If you have your own bike, great! If you are renting, it’s a good idea to test the bike out for a day-trip first to make sure it feels good.
Prepare your bike
Make sure your bike is in good working order before you set out. Most bike rental shops will do this before they give you a bike, but it’s always a good idea to check it yourself as well. Here’s a basic pre-ride bike inspection checklist:
- Quick-release levers on the wheels are tight
- Wheels are aligned properly and don’t wiggle side-to-side
- Tire pressure is within recommended range (pressure range is usually written on the side of the tire)
- Brakes are both working properly and brake pads are not too worn
- Shifting is smooth through full range of gears
- Fork and shock pressure is appropriate (remember to set it for the weight of you plus your backpack)
- Seat is at the right height and doesn’t twist at all
- Cranks (the arms that the pedals are attached to) are tight and don’t wiggle side-to-side
Learn some basic bike maintenance
Before you even leave for the trip, it’s a good idea to learn how to fix your bike if something goes wrong. Here are some basic skills that you should be comfortable with:
- Changing a flat and patching a puncture
- Adjusting your derailleurs
- Fixing a broken chain
- Adjusting your suspension pressure
Never underestimate the terrain
If your bike trip is taking you anywhere into Nepal’s hill or mountain regions, you will spend a lot of your time riding uphill. If you’re used to riding on flatter terrain, you’ll need to readjust your expectations for how much distance you’ll be able to cover each day. Make sure you give yourself plenty of time to complete the whole trip and have a couple of options for places to stay each night, in case you don’t make it as far as you want.

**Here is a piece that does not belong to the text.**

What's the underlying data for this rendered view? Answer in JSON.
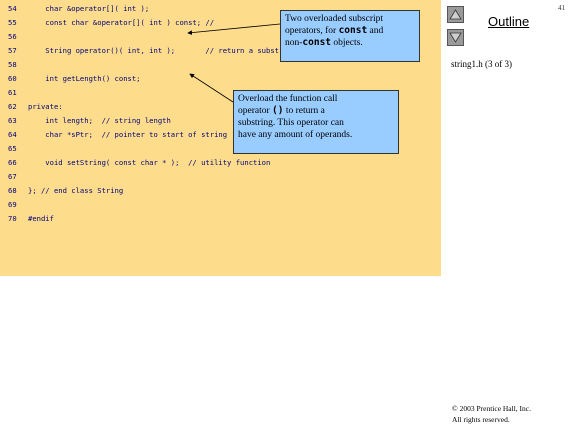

On the bike trips I’ve done in Nepal, my entire luggage consisted of just a small backpack (about 25 liters). Depending on where you go, you’ll pass through a few villages each day and stay at a village or guesthouse every night. This means that you don’t really need to bring much sleeping equipment, and also don’t need to carry food with you.
Take care of your bike
Make sure you take good care of your bike to reduce the chance of having bigger maintenance issues to deal with later on. You should clean and lubricate your chain at the end of each day, and wipe any mud or grime off of the gears and the derailleur jockey wheels. Also make sure to lock your bike and store it in a safe place every night.
Article and photos by Jocelyn Powelson.